AI Ethics: Trust in humans and machines
The discussion will depart from a sociological understanding of how trust is organised in the interaction between people. From this perspective, trust is essential to human sociality, in fact, many of our social structures partly rest on this fundamental principle. From this backdrop, we seek to investigate the development of artificial intelligence. When machines are given agentive functions they can begin to emulate the forms of concerted actions that we are familiar with from ordinary life. Examples of such human-machine interactions will be given through empirical illustrations. These cases raise the philosophical question of what it means to ‘act together’. They also highlight ethical issues relating to how we ought to design technology, that operates alongside or even together with humans—so as not to erode trust, and by extension, the foundation of our society.
About the speaker
Jonas Ivarsson started out in cognitive science and communication studies before moving to the field of education. In 2013 he became a professor of education where his research has focused on the role of various technologies in the development of knowledge and competence.
In 2019 he moved to Informatics at the department of Applied Information Technology at the University of Gothenburg. There his role is to take lead on the emerging research on Human Centered Artificial Intelligence—a specific approach to the interplay between humans and machines in the context of artificial intelligence. Central to this approach are questions relating to how to design AI systems so to operate in the context of human users, as well as how to design learning trajectories of humans so that they can intelligently interact with increasingly complex semi-autonomous systems.

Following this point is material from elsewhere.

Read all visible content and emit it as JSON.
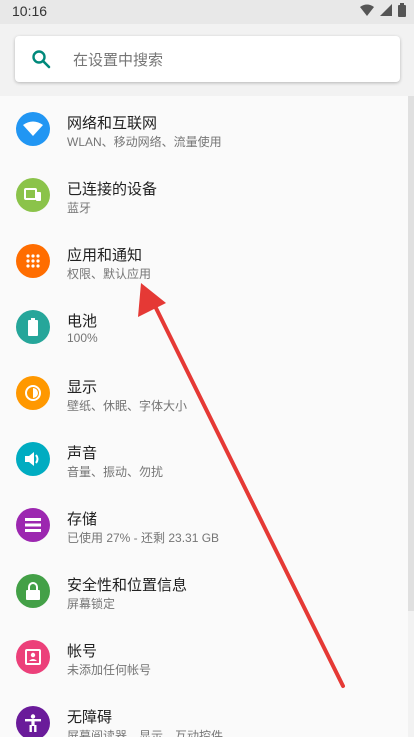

His strategic leadership background includes serving as deputy head of department as well as research dean at the faculty of education. He currently serves at the board of the University of Gothenburg and he is also a member of the university’s coordination group for digitalization and artificial intelligence lead by the deputy vice chancellor.
Ivarsson currently operates as principal investigator of two interdisciplinary research projects (4 and 5 years). The collaborators on the projects come from radiology, sociology, radiation physics, physiology, applied IT, education and vascular surgery.
About AI ETHICS at Chalmers
A series of seminars highlighting ethical perspectives of artificial intelligence. The series will feature invited speakers and Chalmers researchers with the aim of cultivating an informed discussion on ethical issues. The seminars are organised by the AI Ethics Committee within Chalmers AI Research Centre (CHAIR).
Day & time: Tuesday Mars 17, 13:15-14:15
Place: EA, lecture hall, Hörsalsvägen 11, EDIT
Welcome! (no registration required)